Required action: Only an exact copy of the entries will serve as the answer.

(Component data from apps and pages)
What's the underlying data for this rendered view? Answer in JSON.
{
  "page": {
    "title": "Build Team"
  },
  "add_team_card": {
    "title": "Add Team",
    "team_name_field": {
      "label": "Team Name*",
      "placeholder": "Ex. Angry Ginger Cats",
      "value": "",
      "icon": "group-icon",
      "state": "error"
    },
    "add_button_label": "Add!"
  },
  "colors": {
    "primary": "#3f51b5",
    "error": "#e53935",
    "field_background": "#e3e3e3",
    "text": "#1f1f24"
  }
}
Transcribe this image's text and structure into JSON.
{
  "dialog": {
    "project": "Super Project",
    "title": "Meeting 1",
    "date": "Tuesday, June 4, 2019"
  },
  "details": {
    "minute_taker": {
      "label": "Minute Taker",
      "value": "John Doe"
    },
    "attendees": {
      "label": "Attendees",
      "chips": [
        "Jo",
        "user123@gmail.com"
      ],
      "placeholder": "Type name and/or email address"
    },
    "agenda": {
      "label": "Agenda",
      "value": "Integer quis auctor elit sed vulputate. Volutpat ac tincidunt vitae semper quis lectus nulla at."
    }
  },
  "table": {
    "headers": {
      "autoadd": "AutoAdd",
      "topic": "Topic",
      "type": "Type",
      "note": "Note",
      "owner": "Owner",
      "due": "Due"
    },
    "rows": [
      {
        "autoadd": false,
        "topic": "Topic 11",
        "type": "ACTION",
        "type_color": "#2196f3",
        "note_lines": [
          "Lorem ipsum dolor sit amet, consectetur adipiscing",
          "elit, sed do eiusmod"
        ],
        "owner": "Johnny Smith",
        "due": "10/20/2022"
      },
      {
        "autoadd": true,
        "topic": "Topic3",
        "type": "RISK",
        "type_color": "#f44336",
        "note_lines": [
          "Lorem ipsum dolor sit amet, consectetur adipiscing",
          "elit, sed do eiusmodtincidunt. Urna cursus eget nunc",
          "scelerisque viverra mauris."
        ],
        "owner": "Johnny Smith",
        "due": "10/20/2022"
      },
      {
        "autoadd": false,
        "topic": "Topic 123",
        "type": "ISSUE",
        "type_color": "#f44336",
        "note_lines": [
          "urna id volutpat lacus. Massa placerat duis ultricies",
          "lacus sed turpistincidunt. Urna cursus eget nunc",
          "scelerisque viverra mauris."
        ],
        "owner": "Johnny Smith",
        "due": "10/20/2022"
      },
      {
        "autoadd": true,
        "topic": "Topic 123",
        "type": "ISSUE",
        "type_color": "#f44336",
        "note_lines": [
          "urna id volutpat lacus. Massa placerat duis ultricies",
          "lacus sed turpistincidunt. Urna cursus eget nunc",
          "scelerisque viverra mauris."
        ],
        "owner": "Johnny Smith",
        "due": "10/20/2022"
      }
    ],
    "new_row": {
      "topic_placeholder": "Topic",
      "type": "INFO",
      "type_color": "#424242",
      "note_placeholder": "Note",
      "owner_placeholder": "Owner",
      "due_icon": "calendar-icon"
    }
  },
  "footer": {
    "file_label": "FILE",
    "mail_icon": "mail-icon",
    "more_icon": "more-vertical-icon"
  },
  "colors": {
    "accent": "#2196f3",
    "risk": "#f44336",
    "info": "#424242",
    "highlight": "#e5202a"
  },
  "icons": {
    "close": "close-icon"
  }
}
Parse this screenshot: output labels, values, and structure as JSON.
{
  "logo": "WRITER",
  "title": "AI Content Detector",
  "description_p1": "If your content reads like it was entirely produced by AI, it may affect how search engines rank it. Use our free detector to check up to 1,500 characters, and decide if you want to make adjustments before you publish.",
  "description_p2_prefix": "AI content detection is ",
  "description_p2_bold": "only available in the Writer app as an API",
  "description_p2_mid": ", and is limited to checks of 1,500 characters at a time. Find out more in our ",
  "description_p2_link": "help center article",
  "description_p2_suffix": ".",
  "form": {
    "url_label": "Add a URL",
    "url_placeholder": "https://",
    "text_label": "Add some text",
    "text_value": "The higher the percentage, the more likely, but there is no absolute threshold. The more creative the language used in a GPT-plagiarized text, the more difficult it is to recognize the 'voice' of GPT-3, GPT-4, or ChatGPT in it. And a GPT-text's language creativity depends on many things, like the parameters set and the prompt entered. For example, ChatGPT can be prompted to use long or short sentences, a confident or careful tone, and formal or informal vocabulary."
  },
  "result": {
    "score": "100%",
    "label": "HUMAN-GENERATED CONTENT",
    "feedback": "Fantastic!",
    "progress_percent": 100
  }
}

Solution to this problem:
What's the underlying data for this rendered view? Answer in JSON.
{
  "page": {
    "title": "Build Team"
  },
  "add_team_card": {
    "title": "Add Team",
    "team_name_field": {
      "label": "Team Name*",
      "placeholder": "Ex. Angry Ginger Cats",
      "value": "",
      "icon": "group-icon",
      "state": "error"
    },
    "add_button_label": "Add!"
  },
  "colors": {
    "primary": "#3f51b5",
    "error": "#e53935",
    "field_background": "#e3e3e3",
    "text": "#1f1f24"
  }
}
Transcribe this image's text and structure into JSON.
{
  "dialog": {
    "project": "Super Project",
    "title": "Meeting 1",
    "date": "Tuesday, June 4, 2019"
  },
  "details": {
    "minute_taker": {
      "label": "Minute Taker",
      "value": "John Doe"
    },
    "attendees": {
      "label": "Attendees",
      "chips": [
        "Jo",
        "user123@gmail.com"
      ],
      "placeholder": "Type name and/or email address"
    },
    "agenda": {
      "label": "Agenda",
      "value": "Integer quis auctor elit sed vulputate. Volutpat ac tincidunt vitae semper quis lectus nulla at."
    }
  },
  "table": {
    "headers": {
      "autoadd": "AutoAdd",
      "topic": "Topic",
      "type": "Type",
      "note": "Note",
      "owner": "Owner",
      "due": "Due"
    },
    "rows": [
      {
        "autoadd": false,
        "topic": "Topic 11",
        "type": "ACTION",
        "type_color": "#2196f3",
        "note_lines": [
          "Lorem ipsum dolor sit amet, consectetur adipiscing",
          "elit, sed do eiusmod"
        ],
        "owner": "Johnny Smith",
        "due": "10/20/2022"
      },
      {
        "autoadd": true,
        "topic": "Topic3",
        "type": "RISK",
        "type_color": "#f44336",
        "note_lines": [
          "Lorem ipsum dolor sit amet, consectetur adipiscing",
          "elit, sed do eiusmodtincidunt. Urna cursus eget nunc",
          "scelerisque viverra mauris."
        ],
        "owner": "Johnny Smith",
        "due": "10/20/2022"
      },
      {
        "autoadd": false,
        "topic": "Topic 123",
        "type": "ISSUE",
        "type_color": "#f44336",
        "note_lines": [
          "urna id volutpat lacus. Massa placerat duis ultricies",
          "lacus sed turpistincidunt. Urna cursus eget nunc",
          "scelerisque viverra mauris."
        ],
        "owner": "Johnny Smith",
        "due": "10/20/2022"
      },
      {
        "autoadd": true,
        "topic": "Topic 123",
        "type": "ISSUE",
        "type_color": "#f44336",
        "note_lines": [
          "urna id volutpat lacus. Massa placerat duis ultricies",
          "lacus sed turpistincidunt. Urna cursus eget nunc",
          "scelerisque viverra mauris."
        ],
        "owner": "Johnny Smith",
        "due": "10/20/2022"
      }
    ],
    "new_row": {
      "topic_placeholder": "Topic",
      "type": "INFO",
      "type_color": "#424242",
      "note_placeholder": "Note",
      "owner_placeholder": "Owner",
      "due_icon": "calendar-icon"
    }
  },
  "footer": {
    "file_label": "FILE",
    "mail_icon": "mail-icon",
    "more_icon": "more-vertical-icon"
  },
  "colors": {
    "accent": "#2196f3",
    "risk": "#f44336",
    "info": "#424242",
    "highlight": "#e5202a"
  },
  "icons": {
    "close": "close-icon"
  }
}
Parse this screenshot: output labels, values, and structure as JSON.
{
  "logo": "WRITER",
  "title": "AI Content Detector",
  "description_p1": "If your content reads like it was entirely produced by AI, it may affect how search engines rank it. Use our free detector to check up to 1,500 characters, and decide if you want to make adjustments before you publish.",
  "description_p2_prefix": "AI content detection is ",
  "description_p2_bold": "only available in the Writer app as an API",
  "description_p2_mid": ", and is limited to checks of 1,500 characters at a time. Find out more in our ",
  "description_p2_link": "help center article",
  "description_p2_suffix": ".",
  "form": {
    "url_label": "Add a URL",
    "url_placeholder": "https://",
    "text_label": "Add some text",
    "text_value": "The higher the percentage, the more likely, but there is no absolute threshold. The more creative the language used in a GPT-plagiarized text, the more difficult it is to recognize the 'voice' of GPT-3, GPT-4, or ChatGPT in it. And a GPT-text's language creativity depends on many things, like the parameters set and the prompt entered. For example, ChatGPT can be prompted to use long or short sentences, a confident or careful tone, and formal or informal vocabulary."
  },
  "result": {
    "score": "100%",
    "label": "HUMAN-GENERATED CONTENT",
    "feedback": "Fantastic!",
    "progress_percent": 100
  }
}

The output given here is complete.